Career advice

Discussion in 'Professional Trading' started by dbell66, Sep 15, 2005.

  1. dbell66



    Just wonder if anyone on here has relevant experience in the financial markets with some of the larger trading firms to offer some career and education advice;

    My son, who is 15 and still at high school is extremely interested in a career in the financial markets, specifically trading. He follows the market news on CNBC, Bloomberg and the FT daily and has done so for at least the last year and a half, he regularly paper trades, seems to know all the jargon and wants to be the next Warren Soros!
    In short, he seems genuinely interested.

    I know trading is a harsh business to be in and few are successful but if it is something he enjoys, I would like to encourage him as much as possible. My feeling is, in his early career at least, he should aim for a position with a large and reputable financial company to learn as much as possible.

    With that in mind, what sort of educational and general experience path should he be looking at from this point on?
    Which degree courses and grade and from which universities would be most suitable and expected by an employer?
    Work experiences and internships. And even before that, what qualifications from high school, GCSE & A Level, should he be concentrating on.

    In short, what would be the ideal resume ?

    Many thanks,

  2. If he wants to be working at a top tier bank or hedge fund, it wouldn't hurt to have a degree in math or science from an Ivy League or equivalent university.

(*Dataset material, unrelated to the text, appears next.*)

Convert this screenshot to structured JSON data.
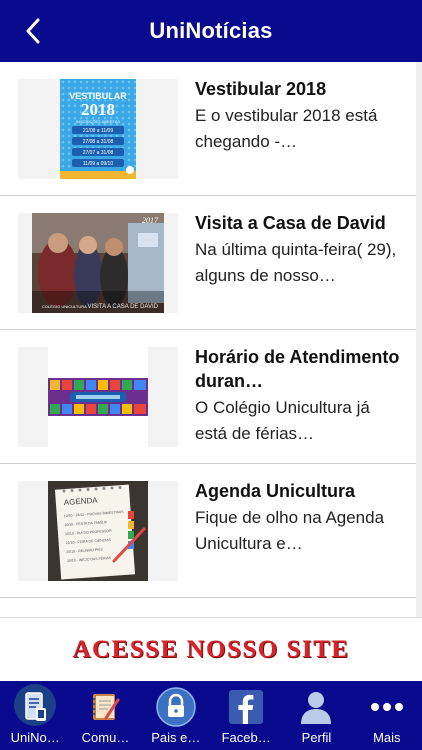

    While he is still in undergrad he could probably do Wall St. summer internships.

    In hindsight, I sort of wish I would have worked a bit harder in high school and gone to the best US school possible. That would have expanded my opportunity set and I might have got a few years in at a bulge bracket firm while still in my early 20s.

    But, I had to figure out what I really wanted to do. When I was 20, I didn't know what trading was. I thought business was kind of evil and greedy at the time...
  3. optionmm


    If he wants to trade at a bank- math, math, math. He needs to go to a good school, major in math or physics or comp science, and probably go on to get a Phd. Right now it's all about the models.

    Of course this is what they're looking for today - who knows what they'll want in 10 years when your son is looking for a job - maybe the quants will have blown up a few banks and they'll be looking for old school traders.
  4. A successful friend went Engineering undergrad then MBA. He went straight from MBA to NYC. He's been there ever since (banks).
    As already noted, if your son interests lies in the banks/funds, a solid university and a grad degree would be the best bet. If he simply wants to trade (own acct), math or comp science would be a great start. Either way, experience and knowledge are always key, and it sounds like he has a great headstart.

    Best of luck.
  5. I don't think he needs to get an MBA, my suggestion is to tell him to get into a good undergrad program and get interships with a big bank or hedge fund (all the banks offer summer interships). The idea that you need an ivy league degree isn't true, although it helps. I have a friend who graduated from UW-Madison, got a job with a hedge fund and now trades for JPM, he is 24, I think he has a finance degree. If your son wants it and is willing he will get the job he wants. Also if you live in a city with an exchange, particulary Chicago or New York, get him a job as a runner or clerk.

    If tries for a year or two after undergrad and can't get a job, then maybe send him to get an MBA. I see it more as a fall back plan. I don't feel that prop is the best way to learn, better to get a reputible job and then he can go prop if he wants to. You can always go prop, but if he tries prop and fails it would be hard to get a job with a hedge fund/bank. Who wants to hire a loser?
  6. Seems in order to succeed in financial markets today, many are quite good in math, english, sales, lying, bullshitting, general coniving, fooling and ripping others off, marketing to the masses. I'm sure there's a lot more I've omitted, oh yeah and some luck doesn't hurt.

    Think I'm exaggerating? Look at what the majority of crooks on wall st and many public corporations do and tell me it's not the case!
  7. One common characteristic I've noticed in all good traders is that, ironically, they didn't get their primary education in business/finance. They all came from other fields, like engineering. I've observed that those who take on trading head on usually fail more often than those who approach trading from a different angle (coming from another field or background).
  8. How about this-

    Get your son into a cheap backtesting package so he can learn to develop trading strategies and models.

    If he wants to be a trader, poker trains your brain to understand risk rewards, which is the most important thing in futures and in equity.

    I think the academic route is overrated, and that the prop route, if you find the right group of people, is the best route starting at an early age. You can always take night courses after the trading day ends, but you cant go to school and trade unless you do forex.

    2/3 of all money managers never beat the index, I think this is the most important piece of information in the industry. It shows how poorly people understand markets out there in the real world.

    That being said, you could probably say the same for the blow ups caused by overleverages academic theories, which never held water without the leverage.

    For a purely status quo career, dont beat the index, get an MBA and go peddle mutual funds.

  9. I had to let out a huge belly laugh when reading that hahahahha
    #10     Sep 18, 2005